“You get some stares, but I think it’s something you get used to,” she says.
Although Garrison is now a year old and out of his helmet, he wore one for about three months this summer, returning to Charlotte every few weeks to have his cranial band adjusted, according to how his head had grown. (Keaton also has his band adjusted.)
Garrison had a flat spot on the back of his head, caused by favoring one side.
His pediatrician began keeping an eye on it when Garrison was about a month old. Sometimes, the condition corrects itself, but Garrison’s flat spot persisted, so when he was eight months old, he was fitted with a helmet.
Jennifer Raper says she felt guilty at first that her son had the condition, but she eventually realized it had not occurred because of anything she did or didn’t do.
If a helmet is going to be prescribed, it’s often between the ages of 4 and 6 months, when a child is growing the fastest and the skull is still soft in order to accommodate the rapid brain growth that happens during the first year. As babies get older and the head less malleable, orthotic devices are less effective in re-shaping the head.
Various factors may contribute to plagiocephaly, including premature birth, restrictive intrauterine position, or trauma at birth. It’s no secret that sometimes the constriction that occurs in the birth canal can cause the head of a newborn to be temporarily pointy or elongated. That type of plagiocephaly usually corrects on its own.
Flat spots on the back or side of a baby’s head can be caused or exacerbated by always putting a baby to sleep on his or her back ó which has been standard practice among parents since the early 1990s.
Like the Sloops, the Rapers tried unsuccessfully to get their son to change sleeping position.
“He was stubborn,” says Jennifer Raper.
A baby always sleeping on its back typically does not cause plagiocephaly, but if a baby also has torticollis ó the tightness or shortening of a muscle in the neck ó then the condition is more likely to appear.
Premature infants are more prone to the condition, since their heads are softer than full-term babies’, and they may spend more time on their backs without being moved or picked up if they are in a neo-natal unit because of their fragile condition.
The incidence of positional plagiocephaly has increased dramatically since the American Academy of Pediatrics in 1992 began recommending in its “Back to Sleep” campaign that babies should always sleep on their backs to help reduce the risk of sudden infant death syndrome.
That recommendation has been successful in reducing the incidence of SIDS by almost 40 percent, but the acceptable downside has been that the incidence of plagiocephaly has risen.

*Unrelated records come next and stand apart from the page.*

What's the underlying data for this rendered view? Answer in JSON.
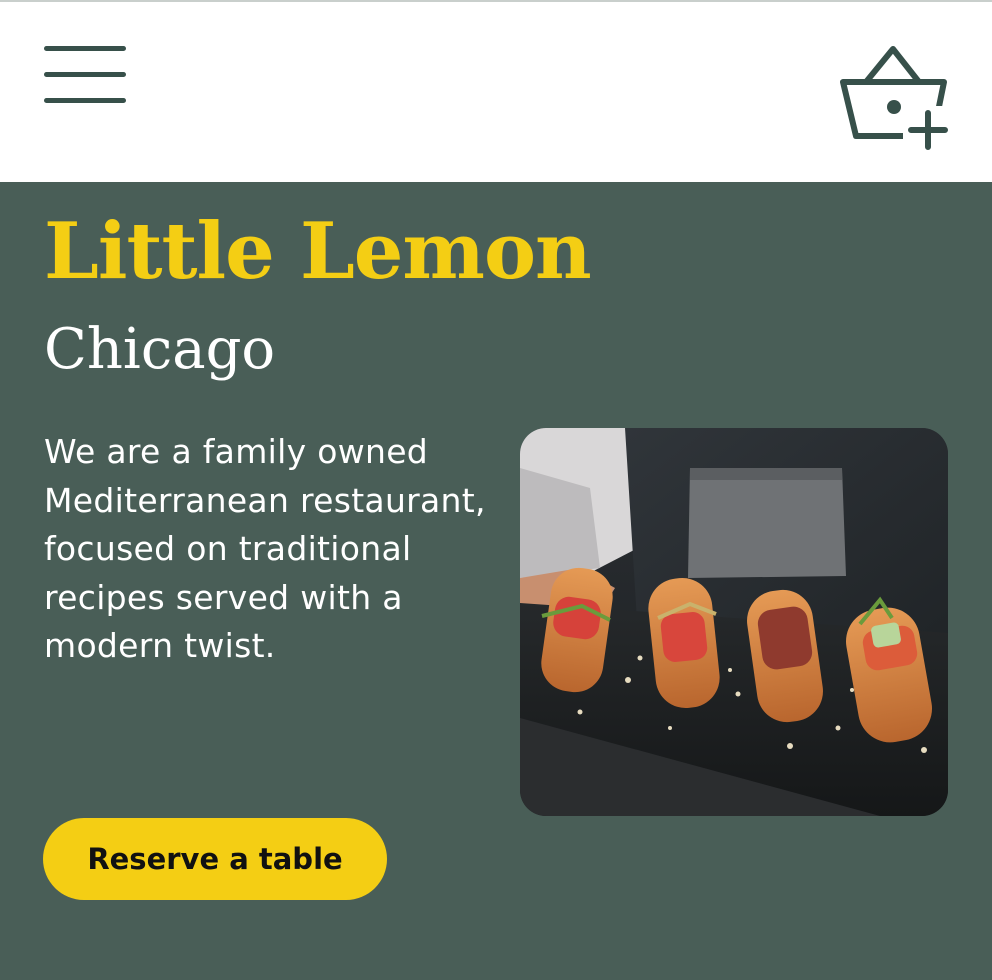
{
  "header": {
    "menu_icon": "hamburger-menu-icon",
    "cart_icon": "basket-add-icon"
  },
  "hero": {
    "title": "Little Lemon",
    "subtitle": "Chicago",
    "description": "We are a family owned Mediterranean restaurant, focused on traditional recipes served with a modern twist.",
    "cta_label": "Reserve a table",
    "image_icon": "food-platter-photo"
  },
  "colors": {
    "primary_green": "#495e57",
    "accent_yellow": "#f4ce14",
    "icon_dark": "#37504a",
    "text_light": "#ffffff"
  }
}
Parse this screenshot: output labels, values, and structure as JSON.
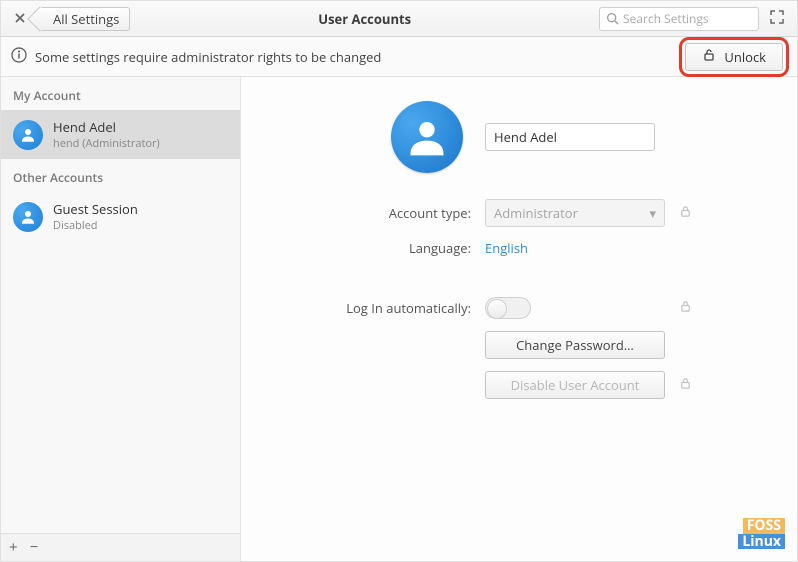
{
  "header": {
    "back_label": "All Settings",
    "title": "User Accounts",
    "search_placeholder": "Search Settings"
  },
  "infobar": {
    "message": "Some settings require administrator rights to be changed",
    "unlock_label": "Unlock"
  },
  "sidebar": {
    "section_my": "My Account",
    "section_other": "Other Accounts",
    "my_account": {
      "name": "Hend Adel",
      "sub": "hend  (Administrator)"
    },
    "other": {
      "name": "Guest Session",
      "sub": "Disabled"
    }
  },
  "detail": {
    "display_name": "Hend Adel",
    "labels": {
      "account_type": "Account type:",
      "language": "Language:",
      "auto_login": "Log In automatically:"
    },
    "account_type_value": "Administrator",
    "language_value": "English",
    "buttons": {
      "change_password": "Change Password…",
      "disable_user": "Disable User Account"
    }
  },
  "watermark": {
    "line1": "FOSS",
    "line2": "Linux"
  }
}
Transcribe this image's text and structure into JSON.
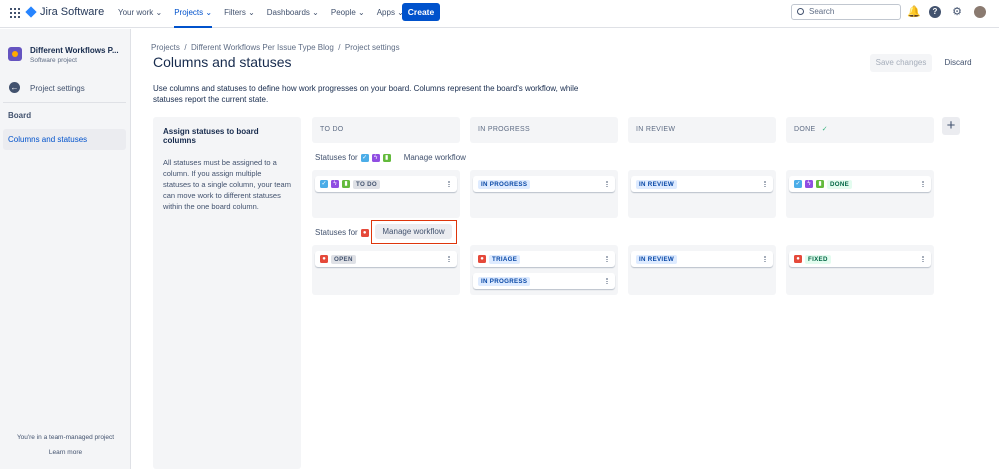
{
  "topbar": {
    "app_name": "Jira Software",
    "nav": [
      "Your work",
      "Projects",
      "Filters",
      "Dashboards",
      "People",
      "Apps"
    ],
    "active_nav": "Projects",
    "create_label": "Create",
    "search_placeholder": "Search"
  },
  "sidebar": {
    "project_name": "Different Workflows P...",
    "project_type": "Software project",
    "back_label": "Project settings",
    "section": "Board",
    "selected_item": "Columns and statuses",
    "footer_text": "You're in a team-managed project",
    "learn_more": "Learn more"
  },
  "breadcrumb": [
    "Projects",
    "Different Workflows Per Issue Type Blog",
    "Project settings"
  ],
  "page": {
    "title": "Columns and statuses",
    "save_label": "Save changes",
    "discard_label": "Discard",
    "description": "Use columns and statuses to define how work progresses on your board. Columns represent the board's workflow, while statuses report the current state."
  },
  "panel": {
    "title": "Assign statuses to board columns",
    "text": "All statuses must be assigned to a column. If you assign multiple statuses to a single column, your team can move work to different statuses within the one board column."
  },
  "columns": [
    "TO DO",
    "IN PROGRESS",
    "IN REVIEW",
    "DONE"
  ],
  "groups": [
    {
      "label": "Statuses for",
      "manage": "Manage workflow",
      "statuses": {
        "todo": "TO DO",
        "inprogress": "IN PROGRESS",
        "inreview": "IN REVIEW",
        "done": "DONE"
      }
    },
    {
      "label": "Statuses for",
      "manage": "Manage workflow",
      "statuses": {
        "todo": "OPEN",
        "inprogress": "TRIAGE",
        "inprogress2": "IN PROGRESS",
        "inreview": "IN REVIEW",
        "done": "FIXED"
      }
    }
  ],
  "colors": {
    "accent": "#0052cc",
    "highlight": "#de350b",
    "task": "#4bade8",
    "subtask": "#904ee2",
    "story": "#63ba3c",
    "bug": "#e5493a"
  }
}
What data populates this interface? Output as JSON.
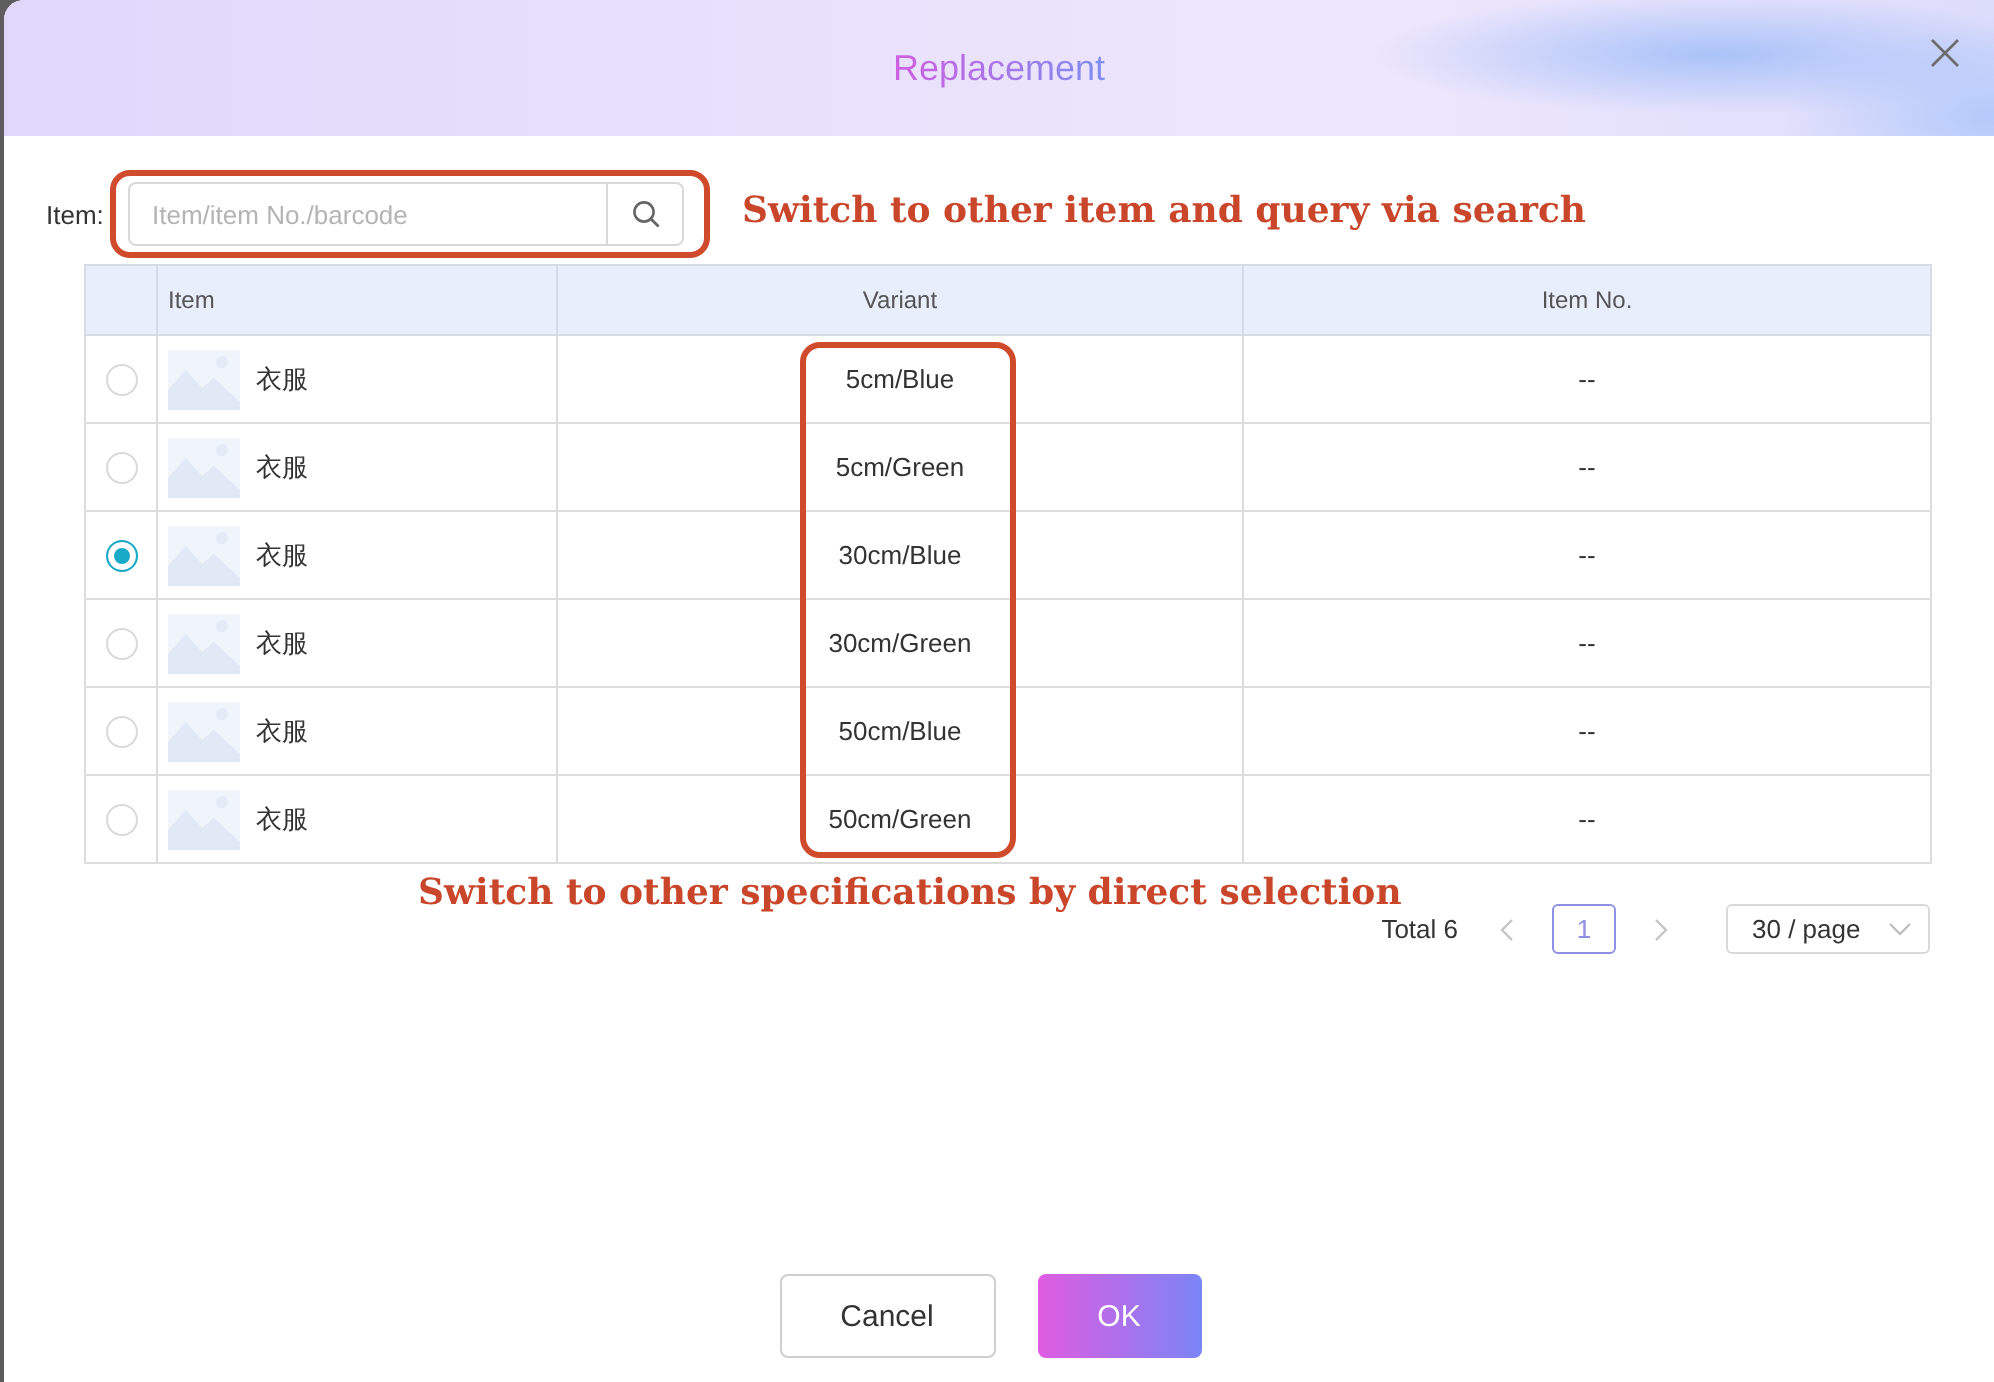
{
  "dialog": {
    "title": "Replacement"
  },
  "search": {
    "label": "Item:",
    "placeholder": "Item/item No./barcode"
  },
  "annotations": {
    "search": "Switch to other item and query via search",
    "variants": "Switch to other specifications by direct selection"
  },
  "table": {
    "columns": [
      "Item",
      "Variant",
      "Item No."
    ],
    "rows": [
      {
        "selected": false,
        "item": "衣服",
        "variant": "5cm/Blue",
        "item_no": "--"
      },
      {
        "selected": false,
        "item": "衣服",
        "variant": "5cm/Green",
        "item_no": "--"
      },
      {
        "selected": true,
        "item": "衣服",
        "variant": "30cm/Blue",
        "item_no": "--"
      },
      {
        "selected": false,
        "item": "衣服",
        "variant": "30cm/Green",
        "item_no": "--"
      },
      {
        "selected": false,
        "item": "衣服",
        "variant": "50cm/Blue",
        "item_no": "--"
      },
      {
        "selected": false,
        "item": "衣服",
        "variant": "50cm/Green",
        "item_no": "--"
      }
    ]
  },
  "pagination": {
    "total": "Total 6",
    "prev": {
      "disabled": true
    },
    "pages": [
      {
        "label": "1",
        "selected": true
      }
    ],
    "next": {
      "disabled": true
    },
    "page_size": "30 / page"
  },
  "buttons": [
    {
      "label": "Cancel",
      "kind": "secondary"
    },
    {
      "label": "OK",
      "kind": "primary"
    }
  ]
}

Jennifer Raper says they were happy with the results that Garrison got, but she’d rather not have to go through the experience again.
She and her husband are expecting another child.
“This one, I’m going to hold the whole time,” she says, laughing.